MANILA — Problems experienced by health workers in the country are worrying signs and symptoms of a healthcare system that is on the verge of collapsing, health labor group Health Workers United said on Wednesday.
Robert Mendoza, president of the Alliance of Healthcare Workers, said government must act swiftly and decisively to uplift the welfare of workers and prevent the worst from happening.
“Marami na ang umalis sa bansa, lumala ang understaffing, mayroong mga contractuals na talagang umaalis na rin. Ito na 'yung mga signs and symptoms na malapit nang mag-collapse,” he said.
“Sana bigyan na ng antibiotic. Ang antibiotic na 'yan, 'yung pagtaas ng sahod, security of tenure para hindi na totally maramdaman 'yung pag collapse ng healthcare system.”
(Many have left the country, understaffing worsened, some contractual workers are also leaving. These are the signs and symptoms that the system is near collapse. We hope it could be given antibiotic in the for of salary increase, security of tenure.)
Health workers have repeatedly lamented low wages at the height of the COVID-19 pandemic which forced them to work longer hours than usual.
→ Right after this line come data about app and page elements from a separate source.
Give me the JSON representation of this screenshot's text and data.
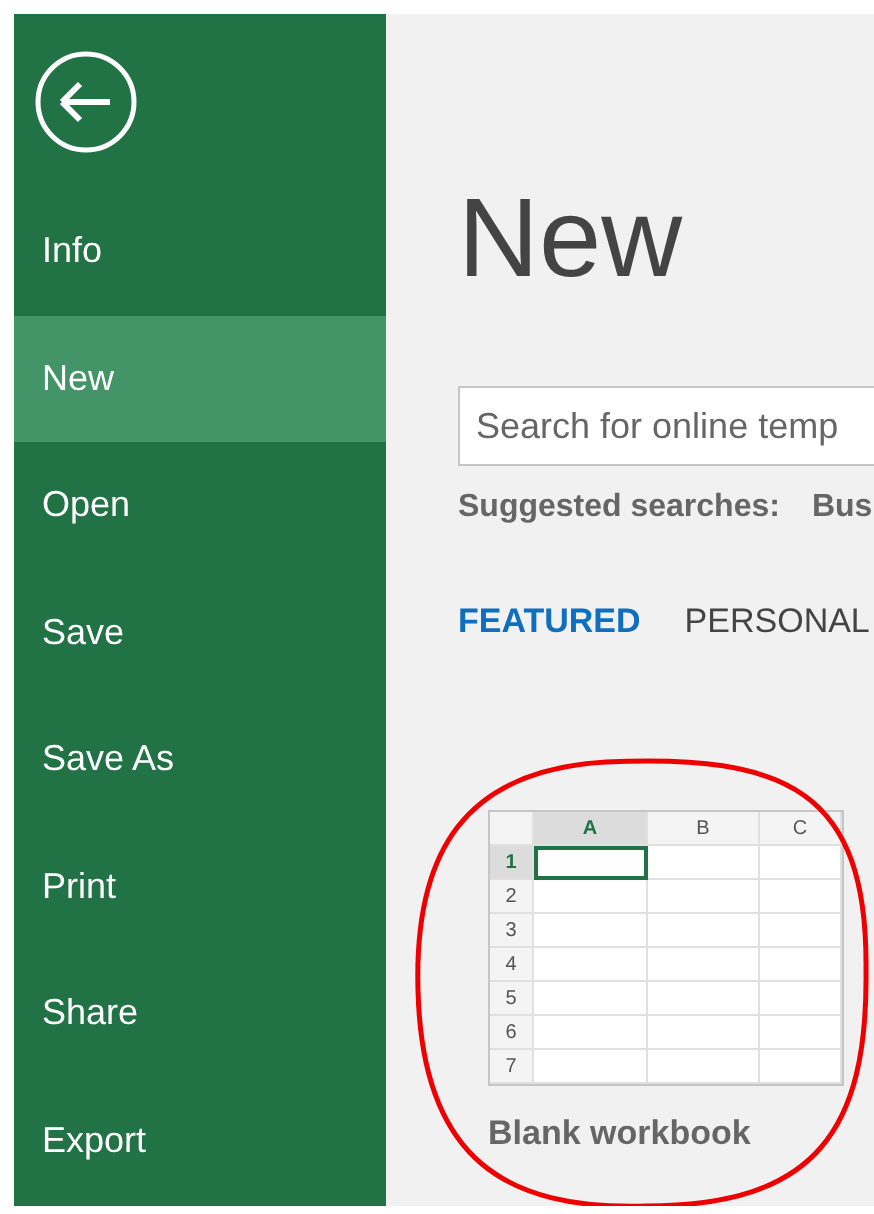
{
  "sidebar": {
    "items": [
      {
        "label": "Info",
        "selected": false
      },
      {
        "label": "New",
        "selected": true
      },
      {
        "label": "Open",
        "selected": false
      },
      {
        "label": "Save",
        "selected": false
      },
      {
        "label": "Save As",
        "selected": false
      },
      {
        "label": "Print",
        "selected": false
      },
      {
        "label": "Share",
        "selected": false
      },
      {
        "label": "Export",
        "selected": false
      }
    ]
  },
  "page_title": "New",
  "search": {
    "placeholder": "Search for online temp"
  },
  "suggested": {
    "label": "Suggested searches:",
    "items": [
      "Bus"
    ]
  },
  "tabs": [
    {
      "label": "FEATURED",
      "selected": true
    },
    {
      "label": "PERSONAL",
      "selected": false
    }
  ],
  "template": {
    "label": "Blank workbook",
    "columns": [
      {
        "label": "A",
        "selected": true
      },
      {
        "label": "B",
        "selected": false
      },
      {
        "label": "C",
        "selected": false
      }
    ],
    "rows": [
      {
        "label": "1",
        "selected": true
      },
      {
        "label": "2",
        "selected": false
      },
      {
        "label": "3",
        "selected": false
      },
      {
        "label": "4",
        "selected": false
      },
      {
        "label": "5",
        "selected": false
      },
      {
        "label": "6",
        "selected": false
      },
      {
        "label": "7",
        "selected": false
      }
    ]
  }
}
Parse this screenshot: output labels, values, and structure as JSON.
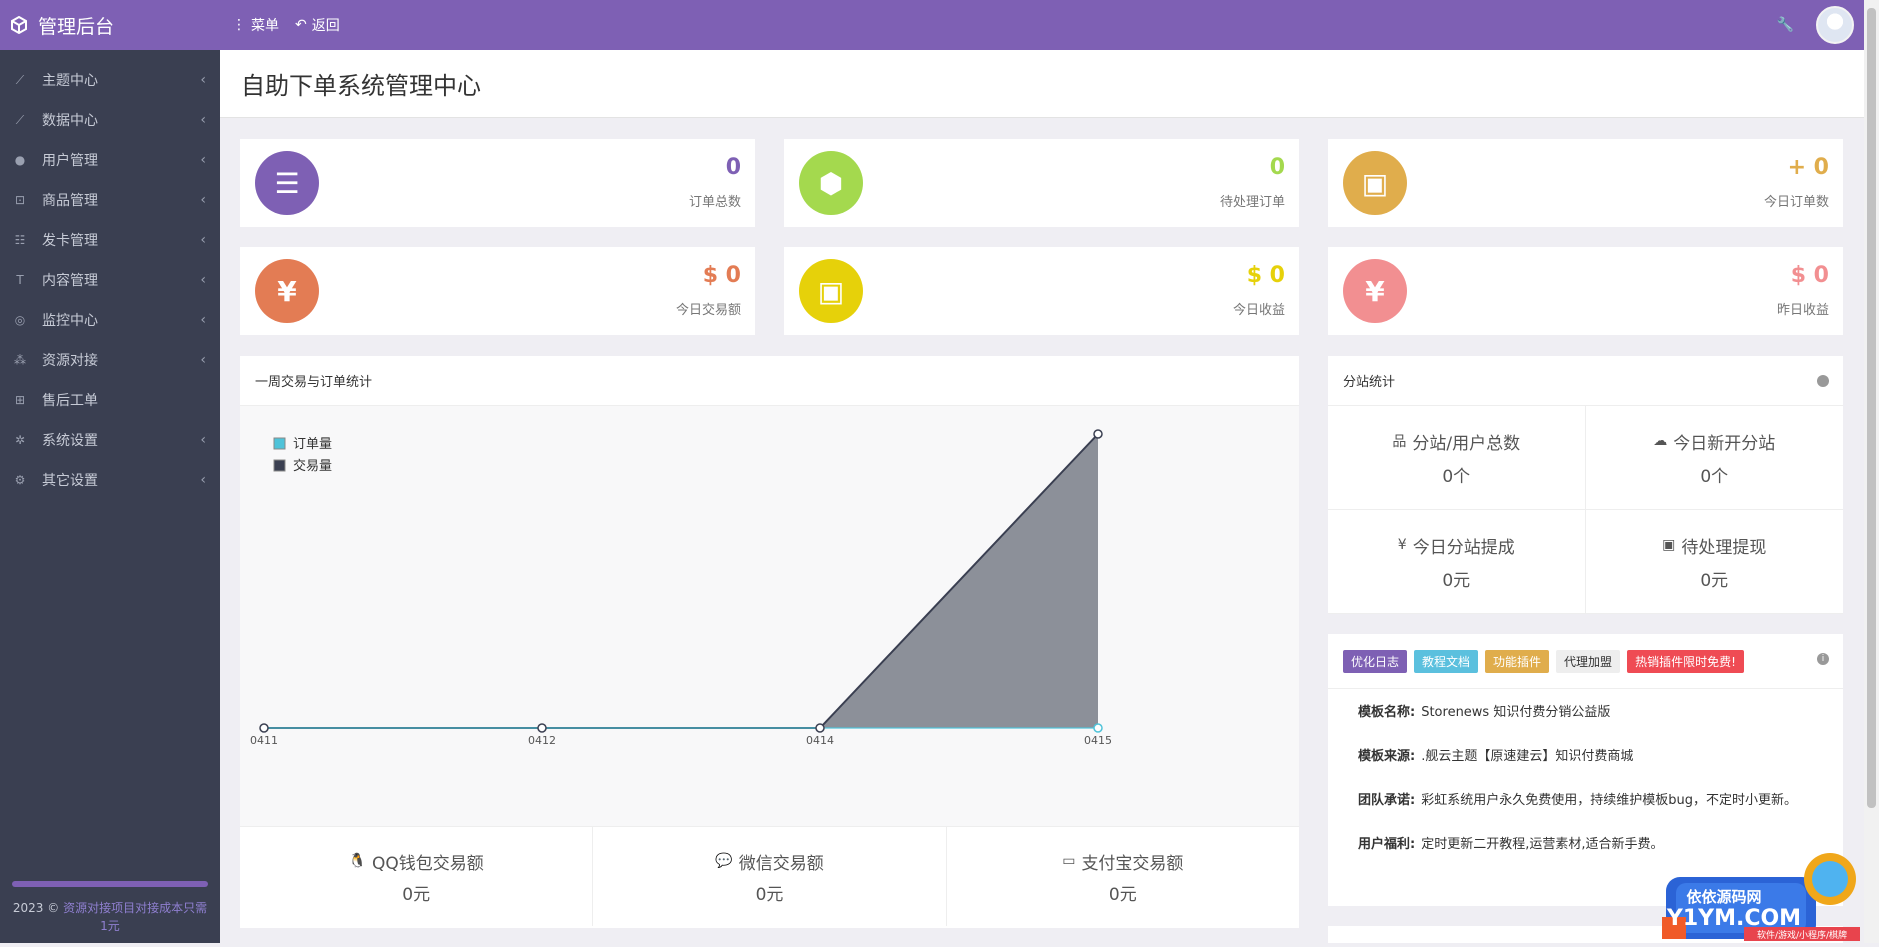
{
  "brand": {
    "title": "管理后台"
  },
  "topnav": {
    "menu": "菜单",
    "back": "返回"
  },
  "sidebar": {
    "items": [
      {
        "label": "主题中心",
        "icon": "chart-line-icon",
        "glyph": "⟋"
      },
      {
        "label": "数据中心",
        "icon": "chart-line-icon",
        "glyph": "⟋"
      },
      {
        "label": "用户管理",
        "icon": "user-icon",
        "glyph": "●"
      },
      {
        "label": "商品管理",
        "icon": "cart-icon",
        "glyph": "⊡"
      },
      {
        "label": "发卡管理",
        "icon": "grid-icon",
        "glyph": "☷"
      },
      {
        "label": "内容管理",
        "icon": "text-icon",
        "glyph": "T"
      },
      {
        "label": "监控中心",
        "icon": "target-icon",
        "glyph": "◎"
      },
      {
        "label": "资源对接",
        "icon": "cubes-icon",
        "glyph": "⁂"
      },
      {
        "label": "售后工单",
        "icon": "plus-square-icon",
        "glyph": "⊞"
      },
      {
        "label": "系统设置",
        "icon": "gear-icon",
        "glyph": "✲"
      },
      {
        "label": "其它设置",
        "icon": "gears-icon",
        "glyph": "⚙"
      }
    ],
    "footer_year": "2023 ©",
    "footer_link": "资源对接项目对接成本只需1元"
  },
  "page": {
    "title": "自助下单系统管理中心"
  },
  "stats": [
    {
      "value": "0",
      "label": "订单总数",
      "color": "#7e60b4",
      "valcolor": "#7e60b4",
      "icon": "list-ol-icon",
      "glyph": "☰"
    },
    {
      "value": "0",
      "label": "待处理订单",
      "color": "#a4d94e",
      "valcolor": "#a4d94e",
      "icon": "cube-icon",
      "glyph": "⬢"
    },
    {
      "value": "+ 0",
      "label": "今日订单数",
      "color": "#e0ad4c",
      "valcolor": "#e0ad4c",
      "icon": "briefcase-icon",
      "glyph": "▣"
    },
    {
      "value": "$ 0",
      "label": "今日交易额",
      "color": "#e37c54",
      "valcolor": "#e37c54",
      "icon": "yen-icon",
      "glyph": "¥"
    },
    {
      "value": "$ 0",
      "label": "今日收益",
      "color": "#e6d10a",
      "valcolor": "#e6d10a",
      "icon": "briefcase-icon",
      "glyph": "▣"
    },
    {
      "value": "$ 0",
      "label": "昨日收益",
      "color": "#f28f91",
      "valcolor": "#f28f91",
      "icon": "yen-icon",
      "glyph": "¥"
    }
  ],
  "chart_panel": {
    "title": "一周交易与订单统计"
  },
  "chart_data": {
    "type": "area",
    "categories": [
      "0411",
      "0412",
      "0414",
      "0415"
    ],
    "series": [
      {
        "name": "订单量",
        "values": [
          0,
          0,
          0,
          0
        ],
        "color": "#4fc3d9"
      },
      {
        "name": "交易量",
        "values": [
          0,
          0,
          0,
          1
        ],
        "color": "#3a3f51"
      }
    ],
    "ylim": [
      0,
      1
    ],
    "legend": "top-left"
  },
  "payments": [
    {
      "label": "QQ钱包交易额",
      "value": "0元",
      "icon": "qq-icon",
      "glyph": "🐧"
    },
    {
      "label": "微信交易额",
      "value": "0元",
      "icon": "wechat-icon",
      "glyph": "💬"
    },
    {
      "label": "支付宝交易额",
      "value": "0元",
      "icon": "credit-card-icon",
      "glyph": "▭"
    }
  ],
  "substation": {
    "title": "分站统计",
    "cells": [
      {
        "label": "分站/用户总数",
        "value": "0个",
        "icon": "sitemap-icon",
        "glyph": "品"
      },
      {
        "label": "今日新开分站",
        "value": "0个",
        "icon": "cloud-icon",
        "glyph": "☁"
      },
      {
        "label": "今日分站提成",
        "value": "0元",
        "icon": "yen-icon",
        "glyph": "¥"
      },
      {
        "label": "待处理提现",
        "value": "0元",
        "icon": "money-icon",
        "glyph": "▣"
      }
    ]
  },
  "info_panel": {
    "tags": [
      {
        "label": "优化日志",
        "color": "#7e60b4",
        "text": "#ffffff"
      },
      {
        "label": "教程文档",
        "color": "#5bc0de",
        "text": "#ffffff"
      },
      {
        "label": "功能插件",
        "color": "#e0ad4c",
        "text": "#ffffff"
      },
      {
        "label": "代理加盟",
        "color": "#eeeeee",
        "text": "#333333"
      },
      {
        "label": "热销插件限时免费!",
        "color": "#ef4b54",
        "text": "#ffffff"
      }
    ],
    "rows": [
      {
        "key": "模板名称:",
        "value": "Storenews 知识付费分销公益版"
      },
      {
        "key": "模板来源:",
        "value": ".舰云主题【原速建云】知识付费商城"
      },
      {
        "key": "团队承诺:",
        "value": "彩虹系统用户永久免费使用，持续维护模板bug，不定时小更新。"
      },
      {
        "key": "用户福利:",
        "value": "定时更新二开教程,运营素材,适合新手费。"
      }
    ]
  },
  "watermark": {
    "title": "依依源码网",
    "domain": "Y1YM.COM",
    "sub": "软件/游戏/小程序/棋牌"
  }
}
They also raised the chronic understaffing experienced in various facilities, the lack of tenure, and delayed release of long-overdue COVID-19 benefits.
The Department of Health earlier addressed the delay in the release of health emergency allowances (HEA), saying that funds for 2022 were already released to the different regions and that the delay was caused by the late submission of required documents.
In a statement, the Department of Health said over P22 billion worth of HEA was disbursed to healthcare workers.
“The DOH is continuously disbursing the benefits and allowances of healthcare workers in both the public and private sector, through our Centers for Health Development (CHD),” the agency said.
It said it was continuously encouraging all facilities to coordinate with CHDs in submitting required documents to ensure the timely release of allowances to eligible health workers.
But a worker from neighboring hospital Jose Reyes Memorial Medical Center disagreed with the agency’s claim.
“Iko-comply ng hospital, pagka-comply ng hospital, pag na-submit, sasabihin na naman ng DOH may panibago na namang completion. 'Yung 2021 na HEA, ngayon lang namin natanggap which is na-comply na namin noong 2021 pa. Tapos sasabihin ng DOH naidownload na nila eh di sana noong 2021 pa napakinabangan na namin ‘yun,” said nurse Cristy Donguines.
(The hospital would comply, submit, then the DOH would say there's another set of requirements. We received the 2021 HEA only recently, yet the DOH says the funds were already download. If that's the case, we should have been able to receive this back in 2021.)
The Filipino Nurses United also slammed a proposal to mandate new physicians and possibly even nurses to render services in the country for a year before seeking employment opportunities abroad.
“Para ma-encourage sila na hindi umalis ng bansa at mag stay dito, ipakita mo na maayos ang kanilang kakalagyan na trabaho, na mayroong nakakabuhay na sahod, benepisyo at mayroon talagang maayos at safe na nurse-to-patient ratio. Pag mayroong ganiyan, hindi talaga lalabas ng bansa,” said Maristela Abenojar, president of the group.
(To encourage workers to say in the country, they should get wages that are enough for their needs, befits, and safe nurse-to-patient ratio. If those are present, health workers would not leave.)
The health agency said it was working with Congress to find ways to increase salaries.
“The DOH is taking part in taking part in the development to standardize the salaries both in the national and local government, as well as in the public and private sectors. Currently, through RA 9173 or the Philippine Nursing Act of 1991, the entry-level position of nurses in the public sector has been set at salary grade 15 or around P36,000,” it said.